The carabiner is an integral and versatile tool that can comfortably fit the personal arsenal of any EDC fanatic. Whether you’re using one to keep your keys all in one place, to connect your water bottle or thermos flask to your belt and hiking rucksack, or even to hook together and support heavier items at home or on the move, there are a hundred practical uses that the humble carabiner can serve.
But the carabiner is more than just an adaptable keyring. It was a tool of necessity borne out of man’s drive to cheat death, and its adoption gave adventurers the security needed to perform extreme feats in the great outdoors. Since then, the carabiner’s design and utility refined over many years of technological innovation to become modern man’s must-have device.
The word “carabiner” derives from the word carabinier, a French cavalryman of the Napoleonic wars in the early 1800s. Carabiniers were so called because they would carry a short-barrelled muzzle-loaded rifle known as a carbine. These soldiers were preferred for their adaptability and manoeuvrability in combat compared to their long-rifled counterparts.

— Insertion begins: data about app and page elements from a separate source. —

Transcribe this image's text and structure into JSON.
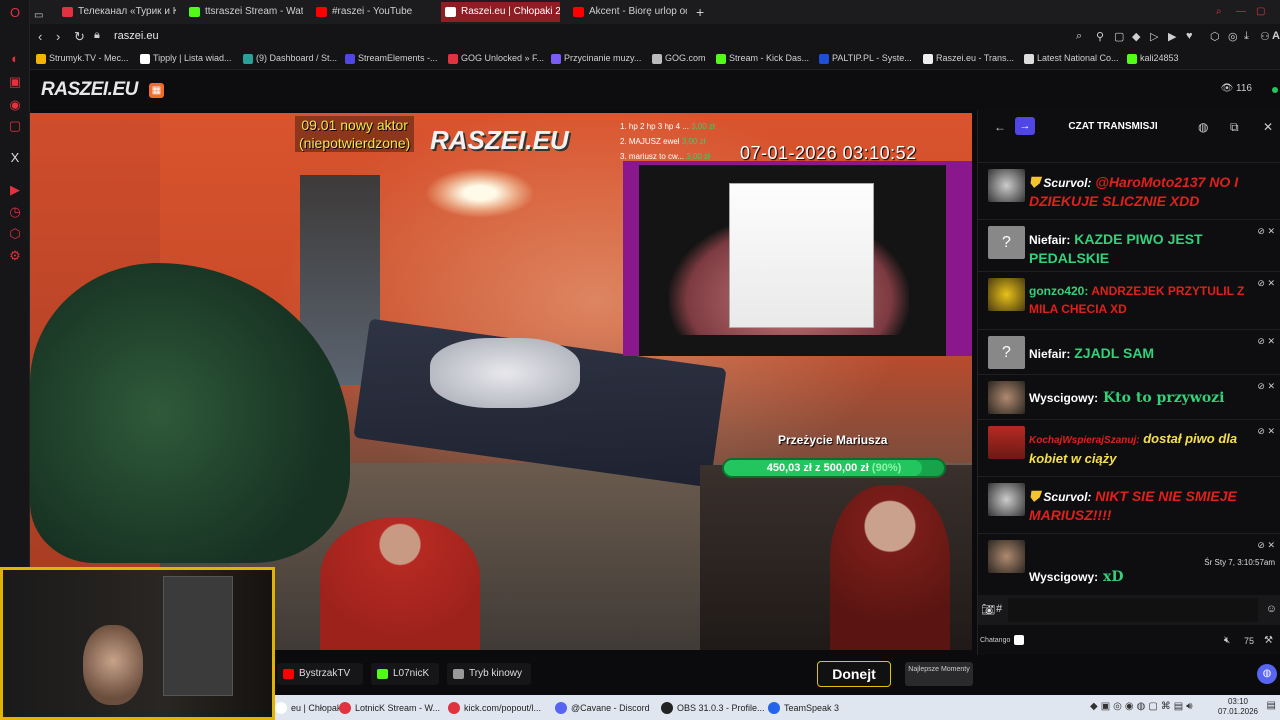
{
  "browser": {
    "tabs": [
      {
        "label": "Телеканал «Турик и Конь»",
        "color": "#e0323f"
      },
      {
        "label": "ttsraszei Stream - Watch Live",
        "color": "#53fc18"
      },
      {
        "label": "#raszei - YouTube",
        "color": "#ff0000"
      },
      {
        "label": "Raszei.eu | Chłopaki 2",
        "color": "#ffffff"
      },
      {
        "label": "Akcent - Biorę urlop od Ciebie",
        "color": "#ff0000"
      }
    ],
    "new_tab": "+",
    "url": "raszei.eu",
    "bookmarks": [
      {
        "label": "Strumyk.TV - Mec...",
        "color": "#f5b400"
      },
      {
        "label": "Tipply | Lista wiad...",
        "color": "#ffffff"
      },
      {
        "label": "(9) Dashboard / St...",
        "color": "#2aa198"
      },
      {
        "label": "StreamElements -...",
        "color": "#4f46e5"
      },
      {
        "label": "GOG Unlocked » F...",
        "color": "#e0323f"
      },
      {
        "label": "Przycinanie muzy...",
        "color": "#7c5cf6"
      },
      {
        "label": "GOG.com",
        "color": "#bbbbbb"
      },
      {
        "label": "Stream - Kick Das...",
        "color": "#53fc18"
      },
      {
        "label": "PALTIP.PL - Syste...",
        "color": "#1d4ed8"
      },
      {
        "label": "Raszei.eu - Trans...",
        "color": "#eeeeee"
      },
      {
        "label": "Latest National Co...",
        "color": "#dddddd"
      },
      {
        "label": "kali24853",
        "color": "#53fc18"
      }
    ]
  },
  "site": {
    "logo": "RASZEI.EU",
    "viewer_count": "116"
  },
  "stream": {
    "overlay_actor": "09.01 nowy aktor\n(niepotwierdzone)",
    "overlay_logo": "RASZEI.EU",
    "top_donors": [
      {
        "rank": "1. hp 2 hp 3 hp 4 ...",
        "amount": "3,00 zł"
      },
      {
        "rank": "2. MAJUSZ ewel",
        "amount": "3,00 zł"
      },
      {
        "rank": "3. mariusz to cw...",
        "amount": "3,00 zł"
      }
    ],
    "timestamp": "07-01-2026 03:10:52",
    "goal_title": "Przeżycie Mariusza",
    "goal_amount": "450,03 zł z 500,00 zł",
    "goal_percent_text": "(90%)",
    "goal_fraction": 0.9
  },
  "video_bar": {
    "btn1": "BystrzakTV",
    "btn2": "L07nicK",
    "btn3": "Tryb kinowy",
    "donate": "Donejt",
    "najlepsze": "Najlepsze Momenty"
  },
  "chat": {
    "title": "CZAT TRANSMISJI",
    "messages": [
      {
        "user": "Scurvol:",
        "text": "@HaroMoto2137 NO I DZIEKUJE SLICZNIE XDD"
      },
      {
        "user": "Niefair:",
        "text": "KAZDE PIWO JEST PEDALSKIE"
      },
      {
        "user": "gonzo420:",
        "text": "ANDRZEJEK PRZYTULIL Z MILA CHECIA XD"
      },
      {
        "user": "Niefair:",
        "text": "ZJADL SAM"
      },
      {
        "user": "Wyscigowy:",
        "text": "Kto to przywozi"
      },
      {
        "user": "KochajWspierajSzanuj:",
        "text": "dostał piwo dla kobiet w ciąży"
      },
      {
        "user": "Scurvol:",
        "text": "NIKT SIE NIE SMIEJE MARIUSZ!!!!"
      },
      {
        "user": "Wyscigowy:",
        "text": "xD",
        "time": "Śr Sty 7, 3:10:57am"
      }
    ],
    "input_prefix": "#",
    "footer_label": "Chatango",
    "volume": "75"
  },
  "taskbar": {
    "items": [
      {
        "label": "eu | Chłopak...",
        "color": "#ffffff"
      },
      {
        "label": "LotnicK Stream - W...",
        "color": "#e0323f"
      },
      {
        "label": "kick.com/popout/l...",
        "color": "#e0323f"
      },
      {
        "label": "@Cavane - Discord",
        "color": "#5865f2"
      },
      {
        "label": "OBS 31.0.3 - Profile...",
        "color": "#222222"
      },
      {
        "label": "TeamSpeak 3",
        "color": "#2563eb"
      }
    ],
    "time": "03:10",
    "date": "07.01.2026"
  }
}
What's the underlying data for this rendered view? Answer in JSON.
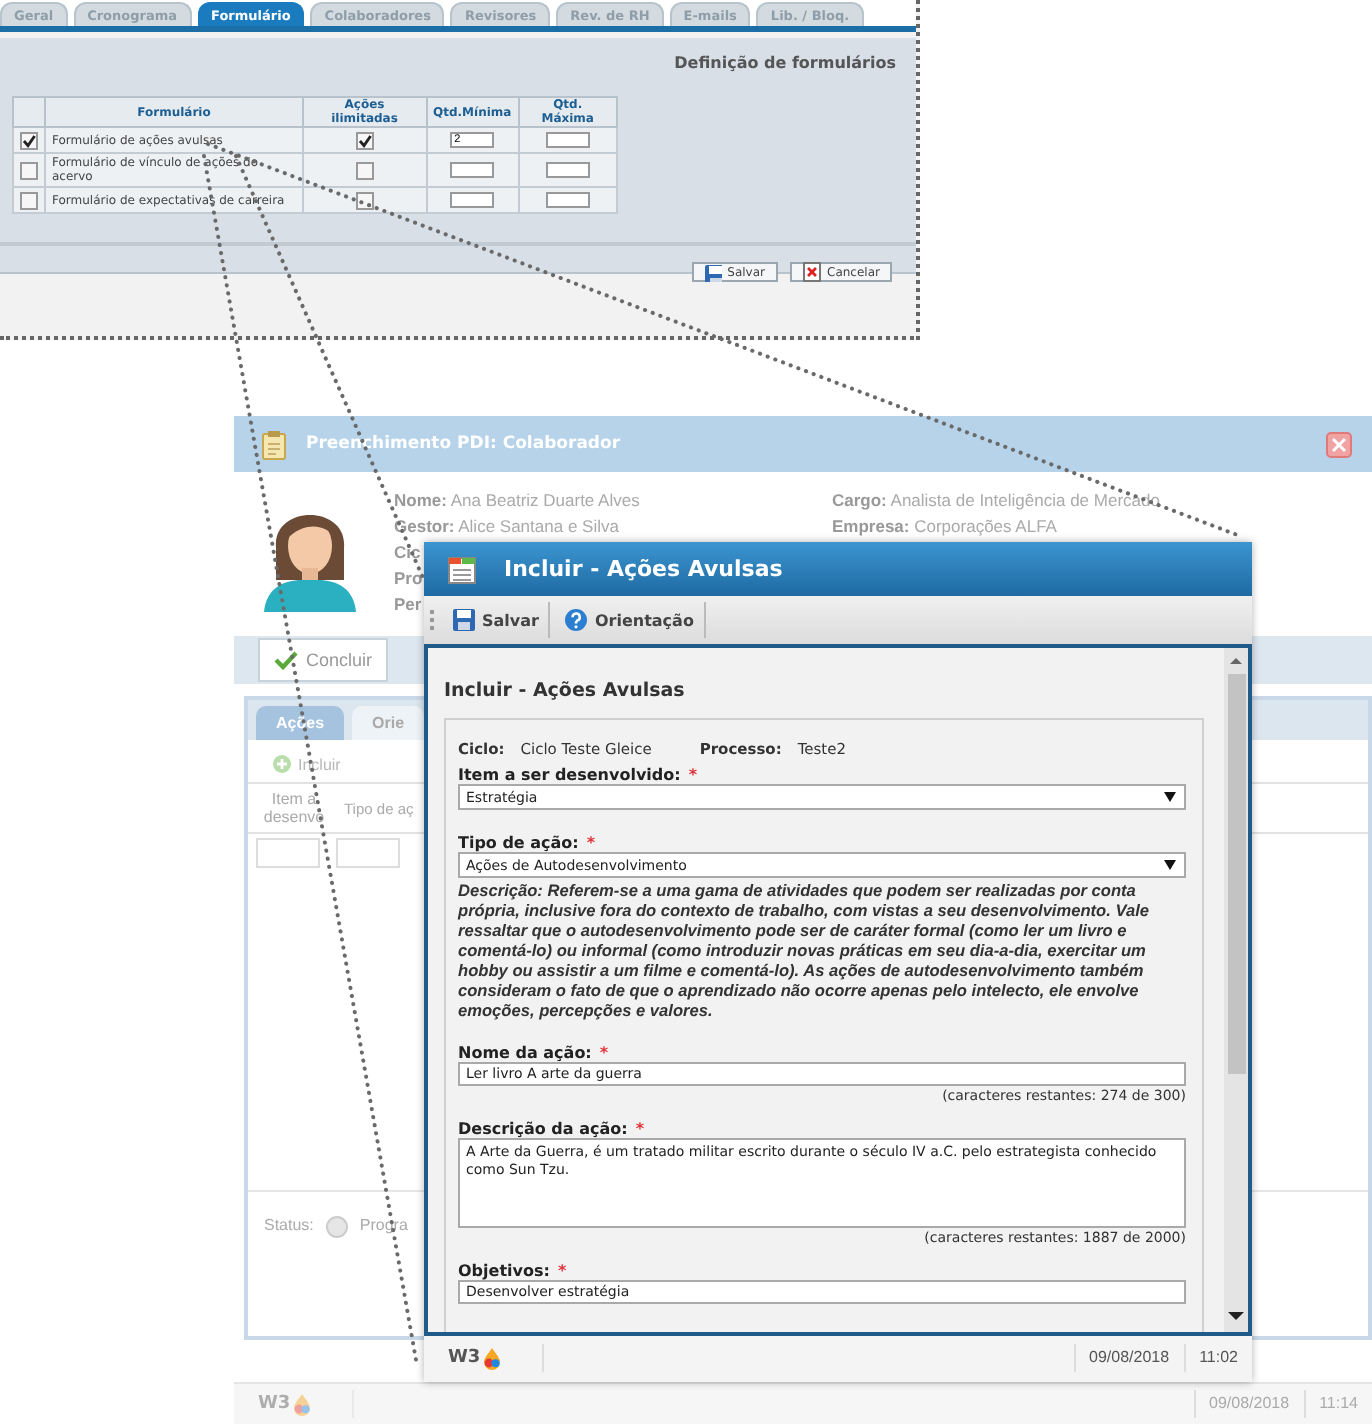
{
  "config_panel": {
    "tabs": [
      {
        "label": "Geral",
        "selected": false
      },
      {
        "label": "Cronograma",
        "selected": false
      },
      {
        "label": "Formulário",
        "selected": true
      },
      {
        "label": "Colaboradores",
        "selected": false
      },
      {
        "label": "Revisores",
        "selected": false
      },
      {
        "label": "Rev. de RH",
        "selected": false
      },
      {
        "label": "E-mails",
        "selected": false
      },
      {
        "label": "Lib. / Bloq.",
        "selected": false
      }
    ],
    "title": "Definição de formulários",
    "table": {
      "columns": [
        "Formulário",
        "Ações ilimitadas",
        "Qtd.Mínima",
        "Qtd. Máxima"
      ],
      "rows": [
        {
          "checked": true,
          "name": "Formulário de ações avulsas",
          "unlimited": true,
          "min": "2"
        },
        {
          "checked": false,
          "name": "Formulário de vínculo de ações do acervo",
          "unlimited": false
        },
        {
          "checked": false,
          "name": "Formulário de expectativas de carreira",
          "unlimited": false
        }
      ]
    },
    "buttons": [
      {
        "kind": "save",
        "label": "Salvar"
      },
      {
        "kind": "cancel",
        "label": "Cancelar"
      }
    ]
  },
  "collaborator_window": {
    "title": "Preenchimento PDI: Colaborador",
    "info_left": [
      {
        "label": "Nome:",
        "value": "Ana Beatriz Duarte Alves"
      },
      {
        "label": "Gestor:",
        "value": "Alice Santana e Silva"
      },
      {
        "label": "Cic"
      },
      {
        "label": "Pro"
      },
      {
        "label": "Per"
      }
    ],
    "info_right": [
      {
        "label": "Cargo:",
        "value": "Analista de Inteligência de Mercado"
      },
      {
        "label": "Empresa:",
        "value": "Corporações ALFA"
      }
    ],
    "toolbar": [
      {
        "label": "Concluir"
      }
    ],
    "tabs": [
      {
        "label": "Ações",
        "selected": true
      },
      {
        "label": "Orie",
        "selected": false
      }
    ],
    "grid_toolbar": [
      {
        "label": "Incluir",
        "disabled": true
      }
    ],
    "columns": [
      "Item a desenvo",
      "Tipo de aç"
    ],
    "status": {
      "label": "Status:",
      "options": [
        {
          "label": "Progra",
          "selected": false
        }
      ]
    },
    "status_bar": {
      "logo": "W3",
      "date": "09/08/2018",
      "time": "11:14"
    }
  },
  "modal": {
    "title": "Incluir - Ações Avulsas",
    "toolbar": [
      {
        "kind": "save",
        "label": "Salvar"
      },
      {
        "kind": "help",
        "label": "Orientação"
      }
    ],
    "heading": "Incluir - Ações Avulsas",
    "meta": [
      {
        "label": "Ciclo:",
        "value": "Ciclo Teste Gleice"
      },
      {
        "label": "Processo:",
        "value": "Teste2"
      }
    ],
    "fields": [
      {
        "kind": "select",
        "label": "Item a ser desenvolvido:",
        "required_mark": "*",
        "value": "Estratégia"
      },
      {
        "kind": "select",
        "label": "Tipo de ação:",
        "required_mark": "*",
        "value": "Ações de Autodesenvolvimento",
        "description": "Descrição: Referem-se a uma gama de atividades que podem ser realizadas por conta própria, inclusive fora do contexto de trabalho, com vistas a seu desenvolvimento. Vale ressaltar que o autodesenvolvimento pode ser de caráter formal (como ler um livro e comentá-lo) ou informal (como introduzir novas práticas em seu dia-a-dia, exercitar um hobby ou assistir a um filme e comentá-lo). As ações de autodesenvolvimento também consideram o fato de que o aprendizado não ocorre apenas pelo intelecto, ele envolve emoções, percepções e valores."
      },
      {
        "kind": "text",
        "label": "Nome da ação:",
        "required_mark": "*",
        "value": "Ler livro A arte da guerra",
        "counter": "(caracteres restantes: 274 de 300)"
      },
      {
        "kind": "textarea",
        "label": "Descrição da ação:",
        "required_mark": "*",
        "value": "A Arte da Guerra, é um tratado militar escrito durante o século IV a.C. pelo estrategista conhecido como Sun Tzu.",
        "counter": "(caracteres restantes: 1887 de 2000)"
      },
      {
        "kind": "text",
        "label": "Objetivos:",
        "required_mark": "*",
        "value": "Desenvolver estratégia"
      }
    ],
    "status_bar": {
      "logo": "W3",
      "date": "09/08/2018",
      "time": "11:02"
    }
  }
}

Due to the carbine’s short muzzle and relatively quick and easy reloading regime, carabiniers often rode horseback or on foot, and they could fire and reload their weapon while on the move. The carabiniers were able to carry their weapon easily thanks to a shoulder strap attached by a set of metal hooks or clips. This allowed the soldiers to easily detach or fasten their carbine in the heat of battle.
These simple hooks became the earliest inspiration for the modern carabiner. In fact, the most accurate definition of the word “carabiner” derives from the German word karabinerhaken meaning “carabinier’s hook”, a word no doubt given significance by the flexibility and pragmatism embodied by these French soldiers. It wasn’t until the twentieth century that these rudimentary hooks were given a ground-breaking new context.

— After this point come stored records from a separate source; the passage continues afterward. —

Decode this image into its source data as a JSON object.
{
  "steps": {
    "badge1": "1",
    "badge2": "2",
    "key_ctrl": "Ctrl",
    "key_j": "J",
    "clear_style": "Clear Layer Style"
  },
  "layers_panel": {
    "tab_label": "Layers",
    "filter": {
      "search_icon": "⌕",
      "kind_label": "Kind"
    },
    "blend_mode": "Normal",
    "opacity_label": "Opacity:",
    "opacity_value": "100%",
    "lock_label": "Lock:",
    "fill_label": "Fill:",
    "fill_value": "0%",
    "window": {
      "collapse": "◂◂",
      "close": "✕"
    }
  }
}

Before the invention of the carabiner, there weren’t many options for mountaineers to create or follow climbing routes safely. Old-school climbers either had to tie their lead rope and protection rope together – which was time-consuming and limiting – or else temporarily detach themselves from their protection rope and take great risks with their lead rope in order to advance onwards and upwards. Either way, these techniques held many climbers back due to the lack of safety.
In 1910, the German mountaineer Otto “Rambo” Herzog, famed for his persistence and pioneering spirit in the early days of modern rock climbing (his nickname “Rambo” stems from the German word Ramponieren meaning “to bash” or “to batter” in relation to difficult problems), is credited for inventing the first carabiner. He was inspired to create his prototype upon seeing the belts worn by Munich firemen, which featured metal loops designed to attach and detach apparatus to scale buildings and put out fires.
Although far from perfect, Rambo’s carabiner helped advance the possibilities for death-defying mountaineering feats, which opened the floodgates for its revision and sophistication as the sport became more fashionable.
The carabiner underwent several phases of innovation. In the 1930s, the climbers that weren’t able to get their hands on Herzog’s model ended up creating their own with the resources they had.
In the 1950s, the French mountaineer Pierre Allain create one of the first aluminum carabiners, and pioneered the familiar D-shaped variant designed to minimise rope snagging. Inspired by Allain’s success, climber Yvon Chouinard (now the founder of environmental clothing company Patagonia) hand-forged his own carabiners based on Allain’s model, selling pitons and other equipment from the back of his car.
But Chouinard’s rogue entrepreneurialism paid off, as his early company, Chouinard Equipment, created a carabiner model in 1968 with smoother corners, a lighter frame and a larger load-bearing capacity that set the trend for all future carabiner innovation, and whose model still would have met today’s safety standards.
More recently, the introduction of specialised metal carabiners, as well as variants using lighter materials, spring-loaded gates made with wire, and an array of locking mechanisms, ensured a more robust, efficient and safety-conscious clip.
Although the carabiner is primarily used by hikers, climbers and outdoors enthusiasts, it’s not uncommon to see carabiners used functionally for any number of everyday situations.
What’s common through the past and present is that the device was celebrated and fit naturally into the lives of men. Although its origins are rooted in political warfare and personal adventure, the carabiner today stands for a symbol of functional design and simplicity.
Whether men wear them on their belts or hang them from their backpacks, there is always a sense of pride in the carabiner’s visibility and utility. The carabiner has transcended a tool of niche activity to become an accessible and reliable part of everyday life.